Type 2 diabetes and insulin resistance are known modifiable risk factors for dementia. Antidiabetic drugs, in addition to maintaining euglycemia, may therefore possibly attenuate the development of a major neurocognitive disorder. For the study, researchers aimed to assess the association between metformin and dementia risk and compare this with patients with type 2 diabetes who do not use antidiabetic drugs.

Using the UK Clinical Practice Research Datalink (CPRD) database, the researchers conducted a population-based cohort on patients with type 2 diabetes aged 50 and older who were treated with metformin between 2001 and 2018. The comparison group consisted of patients with type 2 diabetes aged 50 and older with no antidiabetic drug prescription records. Inclusion criteria consisted of first-time metformin monotherapy users, verified by registration in CPRD for 1-year prior to the first prescription of metformin. Patients with dementia patients who had diagnoses unrelated to aging, such as HIV, or alcohol and drug-induced dementia, were excluded.

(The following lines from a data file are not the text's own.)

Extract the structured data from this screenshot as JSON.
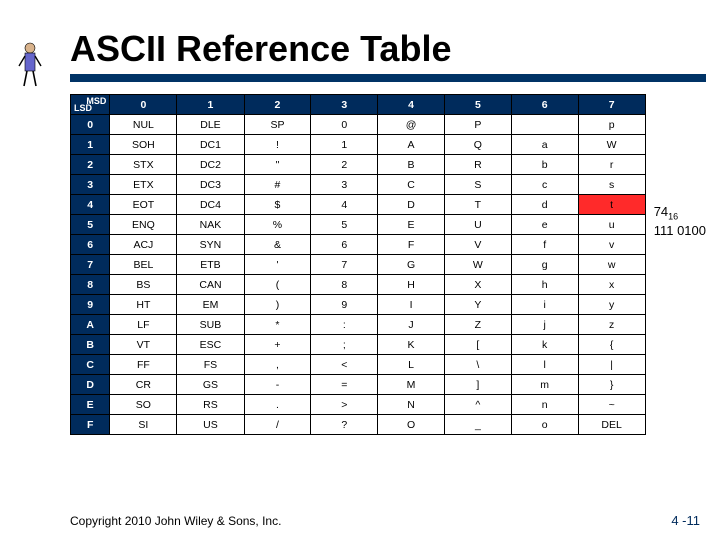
{
  "title": "ASCII Reference Table",
  "corner": {
    "msd": "MSD",
    "lsd": "LSD"
  },
  "col_headers": [
    "0",
    "1",
    "2",
    "3",
    "4",
    "5",
    "6",
    "7"
  ],
  "row_headers": [
    "0",
    "1",
    "2",
    "3",
    "4",
    "5",
    "6",
    "7",
    "8",
    "9",
    "A",
    "B",
    "C",
    "D",
    "E",
    "F"
  ],
  "grid": [
    [
      "NUL",
      "DLE",
      "SP",
      "0",
      "@",
      "P",
      "",
      "p"
    ],
    [
      "SOH",
      "DC1",
      "!",
      "1",
      "A",
      "Q",
      "a",
      "W"
    ],
    [
      "STX",
      "DC2",
      "\"",
      "2",
      "B",
      "R",
      "b",
      "r"
    ],
    [
      "ETX",
      "DC3",
      "#",
      "3",
      "C",
      "S",
      "c",
      "s"
    ],
    [
      "EOT",
      "DC4",
      "$",
      "4",
      "D",
      "T",
      "d",
      "t"
    ],
    [
      "ENQ",
      "NAK",
      "%",
      "5",
      "E",
      "U",
      "e",
      "u"
    ],
    [
      "ACJ",
      "SYN",
      "&",
      "6",
      "F",
      "V",
      "f",
      "v"
    ],
    [
      "BEL",
      "ETB",
      "'",
      "7",
      "G",
      "W",
      "g",
      "w"
    ],
    [
      "BS",
      "CAN",
      "(",
      "8",
      "H",
      "X",
      "h",
      "x"
    ],
    [
      "HT",
      "EM",
      ")",
      "9",
      "I",
      "Y",
      "i",
      "y"
    ],
    [
      "LF",
      "SUB",
      "*",
      ":",
      "J",
      "Z",
      "j",
      "z"
    ],
    [
      "VT",
      "ESC",
      "+",
      ";",
      "K",
      "[",
      "k",
      "{"
    ],
    [
      "FF",
      "FS",
      ",",
      "<",
      "L",
      "\\",
      "l",
      "|"
    ],
    [
      "CR",
      "GS",
      "-",
      "=",
      "M",
      "]",
      "m",
      "}"
    ],
    [
      "SO",
      "RS",
      ".",
      ">",
      "N",
      "^",
      "n",
      "~"
    ],
    [
      "SI",
      "US",
      "/",
      "?",
      "O",
      "_",
      "o",
      "DEL"
    ]
  ],
  "highlight": {
    "row": 4,
    "col": 7
  },
  "sidenote": {
    "hex": "74",
    "hexbase": "16",
    "bin": "111 0100"
  },
  "footer": {
    "left": "Copyright 2010 John Wiley & Sons, Inc.",
    "right": "4 -11"
  }
}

[T]his population-based cohort study provides strong epidemiological evidence of a beneficial role of metformin on dementia risk in T2D patients, going beyond its glycemic effect.

Patients were considered to have dementia if they either had a diagnosis of dementia in CPRD, a dementia diagnosis based on international classification of diseases (ICD) codes, or had at least one dementia-specific drug prescription.

The study’s primary outcome was the date of first dementia diagnosis, or the first date of a dementia-specific drug prescription, whichever occurred first.

The total population cohort consisted of 114,628 metformin users compared to a group of 95,609 patients with type 2 diabetes who weren’t users. Compared with nonusers, metformin users were found to be slightly younger, have a higher body mass index (BMI), and more likely to have cardiovascular disease. Additionally, metformin users had significantly higher HbA1c levels at baseline (8.3% vs 6.5%, P <.05).

Over a median follow up of 5 years, compared with the nonuser group, the metformin group was found to have lower incident dementia cases (6.0% vs 8.5%). Additionally, cox regression analysis found metformin combination therapy during the initial 5 years of treatment was associated with a lower dementia risk, when compared with metformin monotherapy (HR, 0.75; 95% CI, 0.69-0.81 vs HR, 0.70; 95% CI, 0.63-0.78, respectively).

Of note, subgroup analysis by age found a stronger effect of metformin in reducing dementia risk in patients younger than age 70 when compared with those aged 70 and older (HR, 0.77; 95% CI, 0.69–0.85 vs HR, 0.91; 95% CI, 0.87–0.96).

Study limitations included the underreporting or undiagnosed patients with dementia within the cohort, which may have led to bias. Confounding bias cannot be ruled out, as data on educational attainment, or physical activity, is lacking.

The researchers wrote “[T]his population-based cohort study provides strong epidemiological evidence of a beneficial role of metformin on dementia risk in T2D [type 2 diabetes] patients, going beyond its glycemic effect.” “Our results add credence to the potential generalizability and repurposing of metformin for primary and secondary dementia prevention,” they concluded.


Zheng B, Su B, Ahmadi-Abhari S, Kapogiannis D, Tzoulaki I, Riboli E, et al. Dementia risk in patients with type 2 diabetes: comparing metformin with no pharmacological treatment. Alzheimers Dement. Published online July 3, 2023. doi:10.1002/alz.13349